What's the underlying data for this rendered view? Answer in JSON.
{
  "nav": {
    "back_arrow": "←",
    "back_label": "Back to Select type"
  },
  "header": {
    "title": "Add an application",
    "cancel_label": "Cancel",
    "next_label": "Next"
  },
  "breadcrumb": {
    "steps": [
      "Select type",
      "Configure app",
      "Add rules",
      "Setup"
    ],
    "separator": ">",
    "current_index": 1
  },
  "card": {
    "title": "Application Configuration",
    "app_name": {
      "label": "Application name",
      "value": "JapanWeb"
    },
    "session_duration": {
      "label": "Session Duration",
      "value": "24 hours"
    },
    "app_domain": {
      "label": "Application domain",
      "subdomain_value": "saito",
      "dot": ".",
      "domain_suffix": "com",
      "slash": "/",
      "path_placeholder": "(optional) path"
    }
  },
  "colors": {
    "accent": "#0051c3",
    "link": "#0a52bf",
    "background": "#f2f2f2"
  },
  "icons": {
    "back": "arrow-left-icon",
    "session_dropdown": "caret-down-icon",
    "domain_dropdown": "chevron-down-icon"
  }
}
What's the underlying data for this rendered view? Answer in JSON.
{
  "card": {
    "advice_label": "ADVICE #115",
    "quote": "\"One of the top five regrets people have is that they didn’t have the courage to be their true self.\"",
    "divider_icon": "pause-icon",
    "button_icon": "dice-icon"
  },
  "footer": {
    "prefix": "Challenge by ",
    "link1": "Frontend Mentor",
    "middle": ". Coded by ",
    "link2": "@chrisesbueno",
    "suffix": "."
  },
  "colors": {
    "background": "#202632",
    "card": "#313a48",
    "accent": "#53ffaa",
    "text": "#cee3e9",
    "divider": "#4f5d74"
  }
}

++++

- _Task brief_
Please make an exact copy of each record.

- _Exercise answer_
What's the underlying data for this rendered view? Answer in JSON.
{
  "nav": {
    "back_arrow": "←",
    "back_label": "Back to Select type"
  },
  "header": {
    "title": "Add an application",
    "cancel_label": "Cancel",
    "next_label": "Next"
  },
  "breadcrumb": {
    "steps": [
      "Select type",
      "Configure app",
      "Add rules",
      "Setup"
    ],
    "separator": ">",
    "current_index": 1
  },
  "card": {
    "title": "Application Configuration",
    "app_name": {
      "label": "Application name",
      "value": "JapanWeb"
    },
    "session_duration": {
      "label": "Session Duration",
      "value": "24 hours"
    },
    "app_domain": {
      "label": "Application domain",
      "subdomain_value": "saito",
      "dot": ".",
      "domain_suffix": "com",
      "slash": "/",
      "path_placeholder": "(optional) path"
    }
  },
  "colors": {
    "accent": "#0051c3",
    "link": "#0a52bf",
    "background": "#f2f2f2"
  },
  "icons": {
    "back": "arrow-left-icon",
    "session_dropdown": "caret-down-icon",
    "domain_dropdown": "chevron-down-icon"
  }
}
What's the underlying data for this rendered view? Answer in JSON.
{
  "card": {
    "advice_label": "ADVICE #115",
    "quote": "\"One of the top five regrets people have is that they didn’t have the courage to be their true self.\"",
    "divider_icon": "pause-icon",
    "button_icon": "dice-icon"
  },
  "footer": {
    "prefix": "Challenge by ",
    "link1": "Frontend Mentor",
    "middle": ". Coded by ",
    "link2": "@chrisesbueno",
    "suffix": "."
  },
  "colors": {
    "background": "#202632",
    "card": "#313a48",
    "accent": "#53ffaa",
    "text": "#cee3e9",
    "divider": "#4f5d74"
  }
}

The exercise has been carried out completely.